Your assignment:
In how many lines of the listing below does the word "JSON" occur? Say only the number.

Record extracts:
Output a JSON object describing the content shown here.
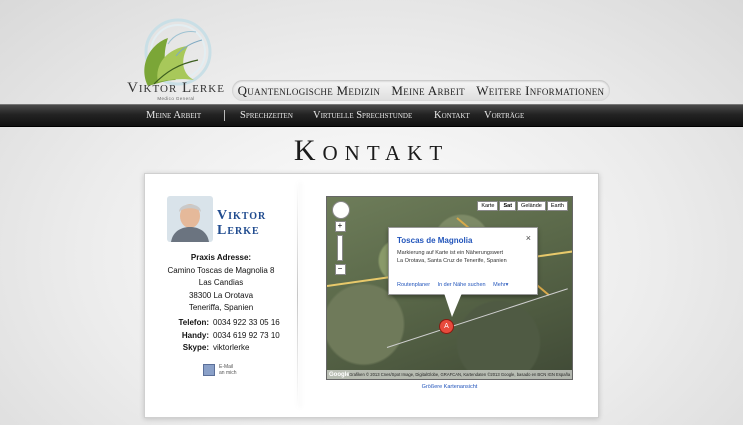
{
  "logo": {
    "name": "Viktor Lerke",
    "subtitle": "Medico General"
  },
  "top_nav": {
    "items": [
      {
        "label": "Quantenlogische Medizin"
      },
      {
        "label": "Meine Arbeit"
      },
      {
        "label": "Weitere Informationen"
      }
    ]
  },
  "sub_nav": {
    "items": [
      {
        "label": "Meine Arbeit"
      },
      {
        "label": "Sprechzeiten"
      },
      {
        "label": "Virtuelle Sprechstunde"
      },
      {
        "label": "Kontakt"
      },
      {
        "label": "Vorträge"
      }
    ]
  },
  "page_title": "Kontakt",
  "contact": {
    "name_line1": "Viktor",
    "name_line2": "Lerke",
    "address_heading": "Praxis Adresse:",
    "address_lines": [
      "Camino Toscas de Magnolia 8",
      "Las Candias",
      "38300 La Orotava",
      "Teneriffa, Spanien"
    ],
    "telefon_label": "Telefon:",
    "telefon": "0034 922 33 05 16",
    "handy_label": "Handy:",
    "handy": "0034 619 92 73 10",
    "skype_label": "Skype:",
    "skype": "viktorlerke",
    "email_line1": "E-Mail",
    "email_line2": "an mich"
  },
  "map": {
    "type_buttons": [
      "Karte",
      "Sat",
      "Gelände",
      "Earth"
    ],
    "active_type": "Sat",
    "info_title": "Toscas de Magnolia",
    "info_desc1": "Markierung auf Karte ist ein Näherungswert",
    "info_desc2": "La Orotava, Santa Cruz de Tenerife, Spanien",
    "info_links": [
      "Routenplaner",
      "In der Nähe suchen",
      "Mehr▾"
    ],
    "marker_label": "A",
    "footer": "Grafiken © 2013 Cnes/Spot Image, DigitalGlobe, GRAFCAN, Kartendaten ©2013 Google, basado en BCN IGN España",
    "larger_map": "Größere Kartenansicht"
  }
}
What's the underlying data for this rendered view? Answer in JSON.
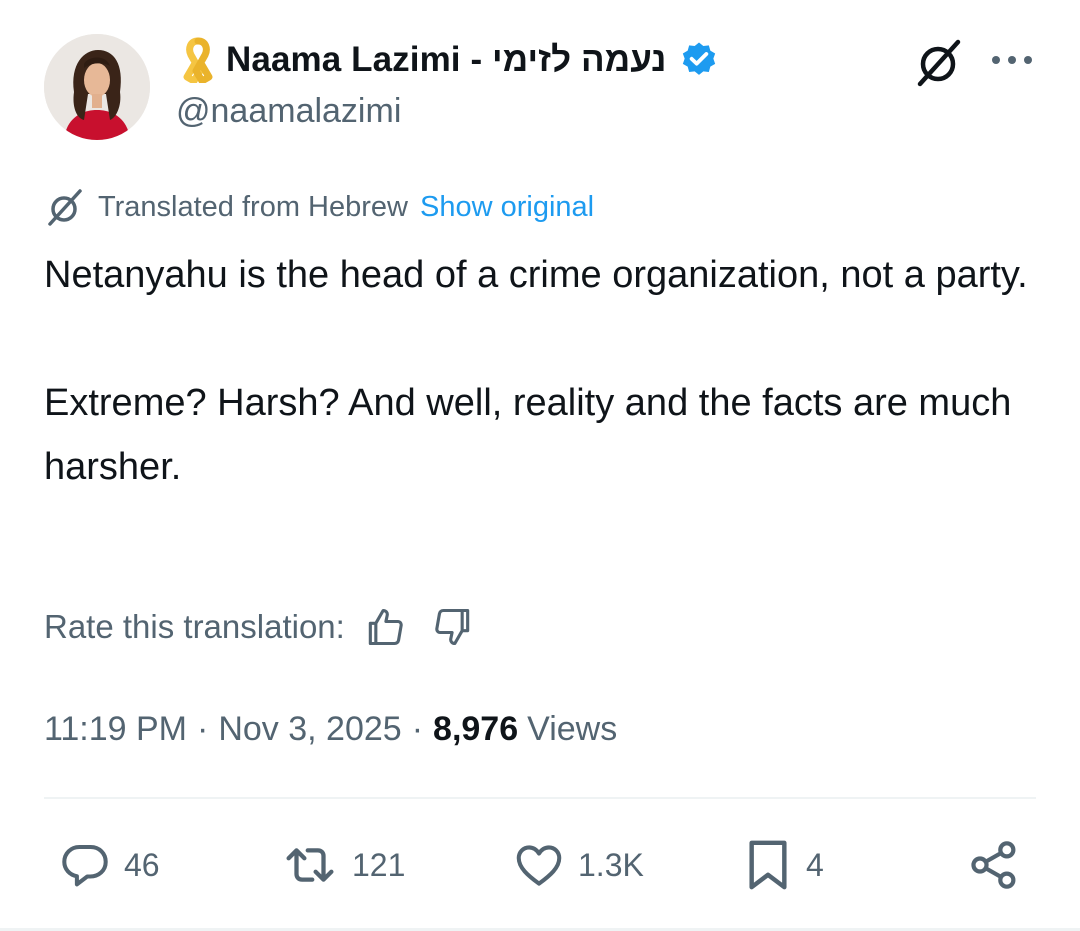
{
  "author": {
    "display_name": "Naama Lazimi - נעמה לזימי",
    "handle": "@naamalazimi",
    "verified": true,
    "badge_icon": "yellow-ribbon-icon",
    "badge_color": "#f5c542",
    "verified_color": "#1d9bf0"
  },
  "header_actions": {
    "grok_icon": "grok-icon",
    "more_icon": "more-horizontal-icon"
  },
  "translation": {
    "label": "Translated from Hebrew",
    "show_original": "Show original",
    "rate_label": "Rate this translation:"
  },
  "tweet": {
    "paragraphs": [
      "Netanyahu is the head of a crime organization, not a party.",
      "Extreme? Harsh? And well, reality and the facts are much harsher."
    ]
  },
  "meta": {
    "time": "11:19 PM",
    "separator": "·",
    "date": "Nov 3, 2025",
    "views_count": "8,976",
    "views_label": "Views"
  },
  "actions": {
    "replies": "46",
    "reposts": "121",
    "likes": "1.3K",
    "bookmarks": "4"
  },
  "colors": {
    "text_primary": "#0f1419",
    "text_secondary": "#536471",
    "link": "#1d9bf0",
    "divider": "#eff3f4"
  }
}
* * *
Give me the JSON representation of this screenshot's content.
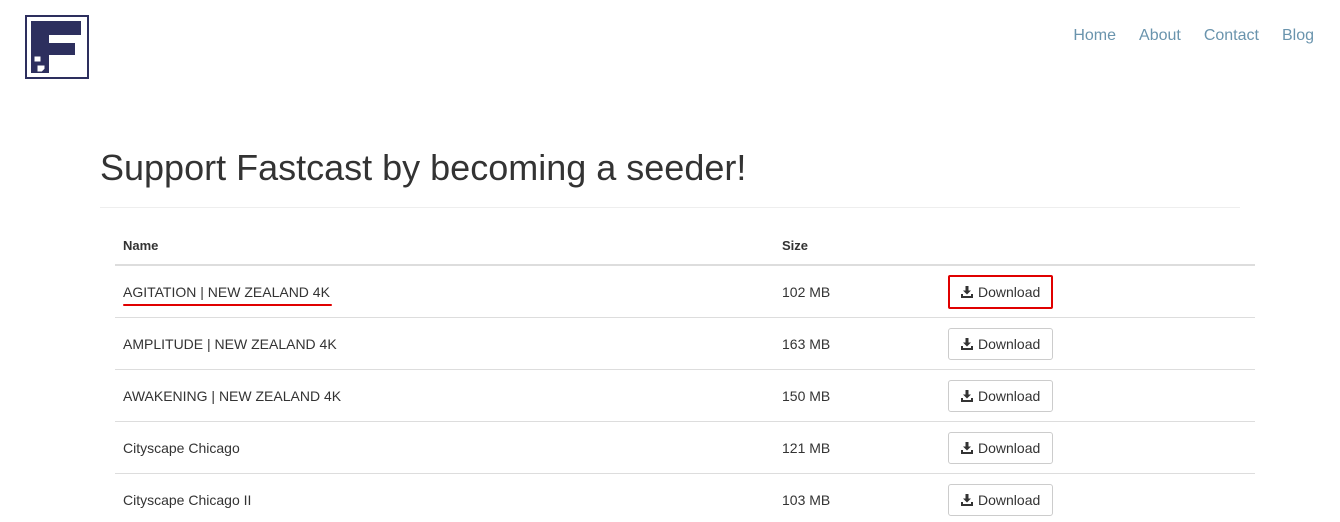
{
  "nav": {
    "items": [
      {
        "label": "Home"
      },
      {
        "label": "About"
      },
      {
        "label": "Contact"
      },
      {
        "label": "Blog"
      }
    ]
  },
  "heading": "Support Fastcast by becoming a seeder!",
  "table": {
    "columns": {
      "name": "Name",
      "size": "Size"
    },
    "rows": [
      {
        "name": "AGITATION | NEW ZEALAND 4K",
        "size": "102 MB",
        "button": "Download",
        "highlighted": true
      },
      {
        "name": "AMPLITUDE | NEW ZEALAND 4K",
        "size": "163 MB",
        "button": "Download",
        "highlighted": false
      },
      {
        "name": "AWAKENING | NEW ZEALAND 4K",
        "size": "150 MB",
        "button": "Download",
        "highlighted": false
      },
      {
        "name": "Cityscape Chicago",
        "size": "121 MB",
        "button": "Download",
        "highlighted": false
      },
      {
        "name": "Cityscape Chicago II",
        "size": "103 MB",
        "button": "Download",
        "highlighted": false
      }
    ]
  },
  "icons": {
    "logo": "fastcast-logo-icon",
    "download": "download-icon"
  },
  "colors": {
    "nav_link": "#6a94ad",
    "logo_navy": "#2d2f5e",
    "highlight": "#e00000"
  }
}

Written answer:
3